Search the listing for the word "color" and return each line that contains it.

*-*-*

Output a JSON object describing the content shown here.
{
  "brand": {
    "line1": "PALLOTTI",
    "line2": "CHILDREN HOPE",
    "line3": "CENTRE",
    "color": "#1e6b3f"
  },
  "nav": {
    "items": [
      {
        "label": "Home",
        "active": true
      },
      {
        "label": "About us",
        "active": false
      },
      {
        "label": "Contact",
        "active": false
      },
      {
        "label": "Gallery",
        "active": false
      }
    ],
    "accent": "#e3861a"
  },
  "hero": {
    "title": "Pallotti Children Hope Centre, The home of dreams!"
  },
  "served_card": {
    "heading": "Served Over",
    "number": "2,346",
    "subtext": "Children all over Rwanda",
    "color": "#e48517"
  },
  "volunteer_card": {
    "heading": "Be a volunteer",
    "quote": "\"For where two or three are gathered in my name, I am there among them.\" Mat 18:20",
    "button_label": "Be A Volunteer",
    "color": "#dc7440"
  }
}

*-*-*

[Exercise result]:
    "color": "#1e6b3f"
    "color": "#e48517"
    "color": "#dc7440"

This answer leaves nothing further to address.